» Task requirements
For this task, output every entry below exactly and omit the pictures.

» Input data
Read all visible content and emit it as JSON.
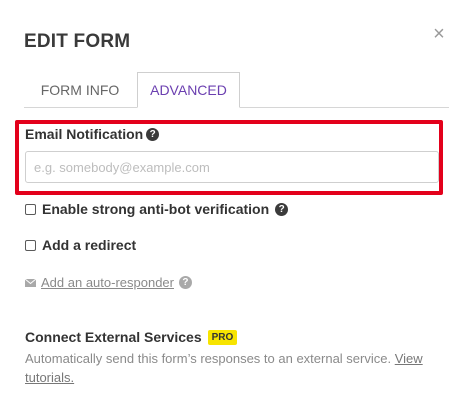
{
  "dialog": {
    "title": "EDIT FORM",
    "close_symbol": "×"
  },
  "tabs": [
    {
      "label": "FORM INFO",
      "active": false
    },
    {
      "label": "ADVANCED",
      "active": true
    }
  ],
  "email_notification": {
    "label": "Email Notification",
    "help_icon": "question-circle-icon",
    "value": "",
    "placeholder": "e.g. somebody@example.com"
  },
  "options": {
    "antibot_label": "Enable strong anti-bot verification",
    "antibot_checked": false,
    "redirect_label": "Add a redirect",
    "redirect_checked": false
  },
  "autoresponder": {
    "icon": "envelope-icon",
    "link_text": "Add an auto-responder"
  },
  "external": {
    "title": "Connect External Services",
    "badge": "PRO",
    "description": "Automatically send this form’s responses to an external service.",
    "link_text": "View tutorials."
  },
  "colors": {
    "accent": "#6b3fb0",
    "highlight": "#e3001b",
    "pro_badge": "#f7e400"
  }
}
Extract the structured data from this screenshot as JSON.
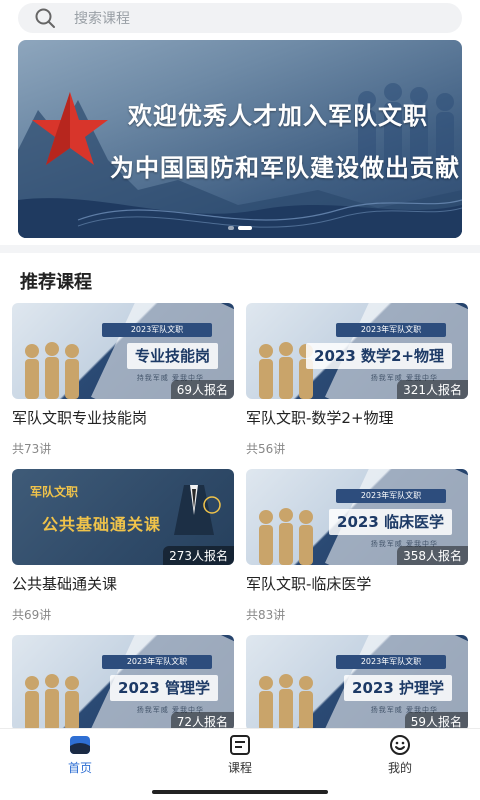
{
  "search": {
    "placeholder": "搜索课程"
  },
  "banner": {
    "line1": "欢迎优秀人才加入军队文职",
    "line2": "为中国国防和军队建设做出贡献",
    "slide_count": 2,
    "active_slide": 2
  },
  "recommended": {
    "title": "推荐课程",
    "courses": [
      {
        "name": "军队文职专业技能岗",
        "lessons": "共73讲",
        "enrolled": "69人报名",
        "thumb_title": "专业技能岗",
        "thumb_pill": "2023军队文职",
        "thumb_sub": "持我军威  爱我中华"
      },
      {
        "name": "军队文职-数学2+物理",
        "lessons": "共56讲",
        "enrolled": "321人报名",
        "thumb_title": "2023 数学2+物理",
        "thumb_pill": "2023年军队文职",
        "thumb_sub": "扬我军威  爱我中华"
      },
      {
        "name": "公共基础通关课",
        "lessons": "共69讲",
        "enrolled": "273人报名",
        "thumb_title": "公共基础通关课",
        "thumb_tag": "军队文职"
      },
      {
        "name": "军队文职-临床医学",
        "lessons": "共83讲",
        "enrolled": "358人报名",
        "thumb_title": "2023 临床医学",
        "thumb_pill": "2023年军队文职",
        "thumb_sub": "扬我军威  爱我中华"
      },
      {
        "name": "",
        "lessons": "",
        "enrolled": "72人报名",
        "thumb_title": "2023 管理学",
        "thumb_pill": "2023年军队文职",
        "thumb_sub": "扬我军威  爱我中华"
      },
      {
        "name": "",
        "lessons": "",
        "enrolled": "59人报名",
        "thumb_title": "2023 护理学",
        "thumb_pill": "2023年军队文职",
        "thumb_sub": "扬我军威  爱我中华"
      }
    ]
  },
  "tabbar": {
    "items": [
      {
        "label": "首页",
        "icon": "home-icon",
        "active": true
      },
      {
        "label": "课程",
        "icon": "course-icon",
        "active": false
      },
      {
        "label": "我的",
        "icon": "profile-icon",
        "active": false
      }
    ]
  },
  "colors": {
    "accent": "#2f6fd3",
    "navy": "#1f3b63",
    "gold": "#f0c34a"
  }
}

» Answer to this exercise
Read all visible content and emit it as JSON.
{
  "dialog": {
    "title": "EDIT FORM",
    "close_symbol": "×"
  },
  "tabs": [
    {
      "label": "FORM INFO",
      "active": false
    },
    {
      "label": "ADVANCED",
      "active": true
    }
  ],
  "email_notification": {
    "label": "Email Notification",
    "help_icon": "question-circle-icon",
    "value": "",
    "placeholder": "e.g. somebody@example.com"
  },
  "options": {
    "antibot_label": "Enable strong anti-bot verification",
    "antibot_checked": false,
    "redirect_label": "Add a redirect",
    "redirect_checked": false
  },
  "autoresponder": {
    "icon": "envelope-icon",
    "link_text": "Add an auto-responder"
  },
  "external": {
    "title": "Connect External Services",
    "badge": "PRO",
    "description": "Automatically send this form’s responses to an external service.",
    "link_text": "View tutorials."
  },
  "colors": {
    "accent": "#6b3fb0",
    "highlight": "#e3001b",
    "pro_badge": "#f7e400"
  }
}
Extract the structured data from this screenshot as JSON.
{
  "search": {
    "placeholder": "搜索课程"
  },
  "banner": {
    "line1": "欢迎优秀人才加入军队文职",
    "line2": "为中国国防和军队建设做出贡献",
    "slide_count": 2,
    "active_slide": 2
  },
  "recommended": {
    "title": "推荐课程",
    "courses": [
      {
        "name": "军队文职专业技能岗",
        "lessons": "共73讲",
        "enrolled": "69人报名",
        "thumb_title": "专业技能岗",
        "thumb_pill": "2023军队文职",
        "thumb_sub": "持我军威  爱我中华"
      },
      {
        "name": "军队文职-数学2+物理",
        "lessons": "共56讲",
        "enrolled": "321人报名",
        "thumb_title": "2023 数学2+物理",
        "thumb_pill": "2023年军队文职",
        "thumb_sub": "扬我军威  爱我中华"
      },
      {
        "name": "公共基础通关课",
        "lessons": "共69讲",
        "enrolled": "273人报名",
        "thumb_title": "公共基础通关课",
        "thumb_tag": "军队文职"
      },
      {
        "name": "军队文职-临床医学",
        "lessons": "共83讲",
        "enrolled": "358人报名",
        "thumb_title": "2023 临床医学",
        "thumb_pill": "2023年军队文职",
        "thumb_sub": "扬我军威  爱我中华"
      },
      {
        "name": "",
        "lessons": "",
        "enrolled": "72人报名",
        "thumb_title": "2023 管理学",
        "thumb_pill": "2023年军队文职",
        "thumb_sub": "扬我军威  爱我中华"
      },
      {
        "name": "",
        "lessons": "",
        "enrolled": "59人报名",
        "thumb_title": "2023 护理学",
        "thumb_pill": "2023年军队文职",
        "thumb_sub": "扬我军威  爱我中华"
      }
    ]
  },
  "tabbar": {
    "items": [
      {
        "label": "首页",
        "icon": "home-icon",
        "active": true
      },
      {
        "label": "课程",
        "icon": "course-icon",
        "active": false
      },
      {
        "label": "我的",
        "icon": "profile-icon",
        "active": false
      }
    ]
  },
  "colors": {
    "accent": "#2f6fd3",
    "navy": "#1f3b63",
    "gold": "#f0c34a"
  }
}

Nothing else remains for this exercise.